Material provided:
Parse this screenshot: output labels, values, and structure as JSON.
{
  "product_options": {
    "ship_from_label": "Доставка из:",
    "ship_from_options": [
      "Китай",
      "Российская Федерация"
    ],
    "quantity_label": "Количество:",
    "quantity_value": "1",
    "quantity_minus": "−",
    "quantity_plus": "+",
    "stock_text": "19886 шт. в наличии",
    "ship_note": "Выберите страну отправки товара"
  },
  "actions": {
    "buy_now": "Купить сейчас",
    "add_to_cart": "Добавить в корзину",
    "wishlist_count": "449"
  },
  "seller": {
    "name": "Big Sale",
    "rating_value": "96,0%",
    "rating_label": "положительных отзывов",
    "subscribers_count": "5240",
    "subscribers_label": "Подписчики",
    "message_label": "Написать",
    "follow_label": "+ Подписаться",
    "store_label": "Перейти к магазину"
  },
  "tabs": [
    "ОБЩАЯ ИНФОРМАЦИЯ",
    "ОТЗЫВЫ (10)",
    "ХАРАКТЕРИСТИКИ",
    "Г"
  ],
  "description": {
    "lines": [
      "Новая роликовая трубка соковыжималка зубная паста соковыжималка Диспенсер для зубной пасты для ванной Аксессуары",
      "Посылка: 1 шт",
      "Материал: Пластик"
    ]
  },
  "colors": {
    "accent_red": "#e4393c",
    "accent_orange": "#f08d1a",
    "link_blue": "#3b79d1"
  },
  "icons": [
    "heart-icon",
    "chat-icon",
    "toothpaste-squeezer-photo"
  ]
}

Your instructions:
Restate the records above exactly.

Answer space:
Parse this screenshot: output labels, values, and structure as JSON.
{
  "product_options": {
    "ship_from_label": "Доставка из:",
    "ship_from_options": [
      "Китай",
      "Российская Федерация"
    ],
    "quantity_label": "Количество:",
    "quantity_value": "1",
    "quantity_minus": "−",
    "quantity_plus": "+",
    "stock_text": "19886 шт. в наличии",
    "ship_note": "Выберите страну отправки товара"
  },
  "actions": {
    "buy_now": "Купить сейчас",
    "add_to_cart": "Добавить в корзину",
    "wishlist_count": "449"
  },
  "seller": {
    "name": "Big Sale",
    "rating_value": "96,0%",
    "rating_label": "положительных отзывов",
    "subscribers_count": "5240",
    "subscribers_label": "Подписчики",
    "message_label": "Написать",
    "follow_label": "+ Подписаться",
    "store_label": "Перейти к магазину"
  },
  "tabs": [
    "ОБЩАЯ ИНФОРМАЦИЯ",
    "ОТЗЫВЫ (10)",
    "ХАРАКТЕРИСТИКИ",
    "Г"
  ],
  "description": {
    "lines": [
      "Новая роликовая трубка соковыжималка зубная паста соковыжималка Диспенсер для зубной пасты для ванной Аксессуары",
      "Посылка: 1 шт",
      "Материал: Пластик"
    ]
  },
  "colors": {
    "accent_red": "#e4393c",
    "accent_orange": "#f08d1a",
    "link_blue": "#3b79d1"
  },
  "icons": [
    "heart-icon",
    "chat-icon",
    "toothpaste-squeezer-photo"
  ]
}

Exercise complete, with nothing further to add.